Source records
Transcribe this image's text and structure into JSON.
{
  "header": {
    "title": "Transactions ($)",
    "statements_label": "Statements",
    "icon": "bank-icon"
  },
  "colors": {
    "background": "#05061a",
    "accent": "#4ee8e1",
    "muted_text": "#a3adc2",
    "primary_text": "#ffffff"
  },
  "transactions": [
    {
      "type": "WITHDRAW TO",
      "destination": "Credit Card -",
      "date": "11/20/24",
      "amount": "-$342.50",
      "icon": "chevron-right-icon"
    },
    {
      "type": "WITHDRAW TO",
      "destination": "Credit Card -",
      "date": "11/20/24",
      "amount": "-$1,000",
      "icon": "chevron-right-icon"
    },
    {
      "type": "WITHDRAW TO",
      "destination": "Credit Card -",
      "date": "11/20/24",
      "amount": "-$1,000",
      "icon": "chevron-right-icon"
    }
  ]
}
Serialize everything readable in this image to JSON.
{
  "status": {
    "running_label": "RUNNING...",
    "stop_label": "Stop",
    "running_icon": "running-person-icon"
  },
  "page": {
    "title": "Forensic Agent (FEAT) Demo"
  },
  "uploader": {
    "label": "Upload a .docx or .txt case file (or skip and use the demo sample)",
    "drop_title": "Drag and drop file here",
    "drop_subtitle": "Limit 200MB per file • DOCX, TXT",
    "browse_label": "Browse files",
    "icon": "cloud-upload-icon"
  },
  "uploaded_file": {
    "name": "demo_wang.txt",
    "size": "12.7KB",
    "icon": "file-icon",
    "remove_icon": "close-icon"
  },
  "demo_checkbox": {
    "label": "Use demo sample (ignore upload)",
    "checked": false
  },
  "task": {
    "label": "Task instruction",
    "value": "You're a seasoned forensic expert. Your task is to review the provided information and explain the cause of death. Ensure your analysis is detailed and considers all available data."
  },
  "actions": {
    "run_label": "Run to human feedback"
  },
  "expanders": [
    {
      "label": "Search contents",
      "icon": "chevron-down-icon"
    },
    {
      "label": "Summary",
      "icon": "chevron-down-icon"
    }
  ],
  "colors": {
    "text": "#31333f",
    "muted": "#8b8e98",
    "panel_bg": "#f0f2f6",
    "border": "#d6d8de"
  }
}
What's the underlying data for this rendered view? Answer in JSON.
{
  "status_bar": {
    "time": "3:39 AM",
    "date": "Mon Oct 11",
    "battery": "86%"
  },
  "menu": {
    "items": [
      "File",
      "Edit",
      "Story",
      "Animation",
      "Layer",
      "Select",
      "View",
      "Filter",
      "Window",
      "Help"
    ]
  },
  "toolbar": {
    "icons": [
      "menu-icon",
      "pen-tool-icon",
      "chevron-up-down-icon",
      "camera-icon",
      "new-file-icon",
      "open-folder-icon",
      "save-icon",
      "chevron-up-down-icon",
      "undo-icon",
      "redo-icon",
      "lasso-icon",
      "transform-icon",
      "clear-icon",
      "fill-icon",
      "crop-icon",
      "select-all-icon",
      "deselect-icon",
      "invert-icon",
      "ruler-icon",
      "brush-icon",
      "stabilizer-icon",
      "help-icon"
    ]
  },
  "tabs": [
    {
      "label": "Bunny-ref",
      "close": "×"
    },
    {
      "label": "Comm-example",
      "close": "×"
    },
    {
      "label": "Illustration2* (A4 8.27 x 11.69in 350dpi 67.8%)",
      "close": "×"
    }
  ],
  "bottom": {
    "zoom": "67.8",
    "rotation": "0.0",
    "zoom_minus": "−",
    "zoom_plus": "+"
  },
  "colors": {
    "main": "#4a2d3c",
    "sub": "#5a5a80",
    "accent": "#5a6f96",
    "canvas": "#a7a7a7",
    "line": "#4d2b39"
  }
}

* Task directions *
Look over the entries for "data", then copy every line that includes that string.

* Exercise result *
    "value": "You're a seasoned forensic expert. Your task is to review the provided information and explain the cause of death. Ensure your analysis is detailed and considers all available data."
What's the underlying data for this rendered view? Answer in JSON.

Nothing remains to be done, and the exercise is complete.